The Sabbath immediately preceding Passover is called Shabbat HaGadol, the great Sabbath. According to tradition, the 10th of Nisan in the year of the exodus was a Saturday. A possible reason for the name is that Malachi 3:4-24, a prophetic portion, speaks of the “great day” of God on which the Messiah will appear. Passover (in Hebrew, Pesach) not only commemorates the exodus from Egypt, it anticipates and celebrates the ultimate Messianic redemption. As believers in Yeshua, we celebrate this Passover Shabbat as the day proceeding the resurrection of our Messiah.
Messianic Jews celebrate Passover traditionally and remember our ancestors’ redemption out of Egypt through symbolism & tradition. We celebrate this time because we know that we have been redeemed from the greater bondage that is sin. It’s on Passover that we remember our redemption out of Egypt and the redemption we have through Yeshua’s blood, the sacrificial spotless lamb of God himself.
The Hunt For Leaven
While the Passover sacrifice is no longer made, we still rid our homes of leaven each year to remember how we fled Egypt (Exodus 12:14–17). Many Jewish families have turned this into full-on spring cleaning as they search for leaven!
Check Out This Video of Magi & Gilad Removing the leaven from their home for Passover!
Seder: The Main Course of Passover
God commanded the yearly reenactment of the first Passover night as a reminder to all generations of His salvation. The Seder is a ceremony that means “order,” a term to describe a series of rituals carried out in specific order.
Here is the order of Seder:
Kaddish: blessing of the wine
Urchatz: ritual purification
K’arah (Seder plate): “the focal point of the Seder”
Shulhan Orech (Passover meal): eaten reclining to represent a time for rest and fellowship
Afikomen hunt: a substitute for the Passover sacrifice
Bible Readings for The First Day of Passover:
Joshua 3:5–7; 5:2–6:1; 6:27
Passover in The Gospel of Luke
"But the festival of Matzah, known as Pesach, was approaching; and the head cohanim and the Torah teachers began trying to find some way to get rid of Yeshua, because they were afraid of the people....When the time came, Yeshua and the emissaries reclined at the table, and he said to them, “I have really wanted so much to celebrate this Seder with you before I die!
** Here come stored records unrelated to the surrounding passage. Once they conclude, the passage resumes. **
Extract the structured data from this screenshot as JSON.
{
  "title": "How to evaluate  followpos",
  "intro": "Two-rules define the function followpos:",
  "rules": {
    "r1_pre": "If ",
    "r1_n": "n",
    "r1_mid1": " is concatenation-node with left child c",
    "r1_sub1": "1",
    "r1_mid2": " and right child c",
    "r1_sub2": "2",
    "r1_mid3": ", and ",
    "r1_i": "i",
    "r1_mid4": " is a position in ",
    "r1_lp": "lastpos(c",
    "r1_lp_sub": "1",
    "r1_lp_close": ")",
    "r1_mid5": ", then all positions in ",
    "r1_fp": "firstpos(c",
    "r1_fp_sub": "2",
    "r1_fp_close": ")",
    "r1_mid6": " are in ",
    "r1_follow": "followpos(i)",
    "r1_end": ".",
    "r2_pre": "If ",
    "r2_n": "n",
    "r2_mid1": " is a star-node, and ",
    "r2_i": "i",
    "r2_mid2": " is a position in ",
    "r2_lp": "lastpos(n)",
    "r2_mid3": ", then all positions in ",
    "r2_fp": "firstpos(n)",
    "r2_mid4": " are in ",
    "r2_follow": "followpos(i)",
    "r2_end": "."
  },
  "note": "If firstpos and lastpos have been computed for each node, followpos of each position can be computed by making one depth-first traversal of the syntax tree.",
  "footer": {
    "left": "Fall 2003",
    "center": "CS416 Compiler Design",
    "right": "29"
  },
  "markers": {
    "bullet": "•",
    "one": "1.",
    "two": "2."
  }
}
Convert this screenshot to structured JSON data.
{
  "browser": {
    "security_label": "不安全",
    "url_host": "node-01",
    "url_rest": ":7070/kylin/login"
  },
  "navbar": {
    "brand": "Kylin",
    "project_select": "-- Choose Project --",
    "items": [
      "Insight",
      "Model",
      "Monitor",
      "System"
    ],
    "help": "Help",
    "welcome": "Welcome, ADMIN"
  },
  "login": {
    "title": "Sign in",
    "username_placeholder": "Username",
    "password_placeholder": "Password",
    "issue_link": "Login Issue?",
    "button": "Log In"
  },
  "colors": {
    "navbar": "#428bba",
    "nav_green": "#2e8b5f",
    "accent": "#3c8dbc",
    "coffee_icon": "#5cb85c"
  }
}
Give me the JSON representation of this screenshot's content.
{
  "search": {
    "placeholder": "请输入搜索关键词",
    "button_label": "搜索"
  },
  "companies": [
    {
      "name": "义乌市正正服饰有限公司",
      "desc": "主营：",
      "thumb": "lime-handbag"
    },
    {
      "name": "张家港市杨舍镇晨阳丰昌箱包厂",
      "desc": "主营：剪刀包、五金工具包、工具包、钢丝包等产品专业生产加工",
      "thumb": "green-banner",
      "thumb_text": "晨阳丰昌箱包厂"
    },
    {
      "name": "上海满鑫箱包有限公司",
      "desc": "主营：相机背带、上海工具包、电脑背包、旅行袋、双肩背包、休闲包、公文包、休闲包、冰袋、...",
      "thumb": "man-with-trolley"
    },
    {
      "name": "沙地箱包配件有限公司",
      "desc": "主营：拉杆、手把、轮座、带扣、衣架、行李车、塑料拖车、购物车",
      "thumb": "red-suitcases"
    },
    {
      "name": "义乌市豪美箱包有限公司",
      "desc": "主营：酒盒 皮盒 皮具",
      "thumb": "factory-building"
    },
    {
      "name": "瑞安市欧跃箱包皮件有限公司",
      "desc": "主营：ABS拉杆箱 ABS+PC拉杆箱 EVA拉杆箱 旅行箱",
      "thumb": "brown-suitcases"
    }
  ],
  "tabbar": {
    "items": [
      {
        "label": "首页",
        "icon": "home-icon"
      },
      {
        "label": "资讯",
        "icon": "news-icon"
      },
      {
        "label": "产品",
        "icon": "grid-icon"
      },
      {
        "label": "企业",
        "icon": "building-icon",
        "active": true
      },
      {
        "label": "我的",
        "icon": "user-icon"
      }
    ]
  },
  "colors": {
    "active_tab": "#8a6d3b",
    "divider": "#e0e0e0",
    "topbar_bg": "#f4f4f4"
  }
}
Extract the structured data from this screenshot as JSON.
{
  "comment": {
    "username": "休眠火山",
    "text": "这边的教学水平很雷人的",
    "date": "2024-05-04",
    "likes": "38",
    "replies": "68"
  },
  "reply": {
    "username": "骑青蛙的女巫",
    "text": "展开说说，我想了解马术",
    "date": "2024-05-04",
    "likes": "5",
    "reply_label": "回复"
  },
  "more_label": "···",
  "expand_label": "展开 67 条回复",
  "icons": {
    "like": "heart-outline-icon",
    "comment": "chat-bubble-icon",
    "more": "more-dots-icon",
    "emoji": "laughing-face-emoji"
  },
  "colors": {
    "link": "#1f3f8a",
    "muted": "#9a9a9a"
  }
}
For I tell you, it is certain that I will not celebrate it again until it is given its full meaning in the Kingdom of God.”
Then, taking a cup of wine, he made the b’rakhah and said, “Take this and share it among yourselves. For I tell you that from now on, I will not drink the ‘fruit of the vine’ until the Kingdom of God comes.” Also, taking a piece of matzah, he made the b’rakhah, broke it, gave it to them and said, “This is my body, which is being given for you; do this in memory of me.” He did the same with the cup after the meal, saying, "This cup is the New Covenant, ratified by my blood, which is being poured out for you." Luke 22:1-2;14-20
Seder is a time to celebrate God’s redemptive power for those who put their trust in him throughout history & today. We give reverence to Yeshua as our Passover sacrifice who redeems us from slavery & the death sentence of sin. We rejoice because there is promise of redemption for those who trust & follow Yeshua HaMashiach, our blessed Lord & savior.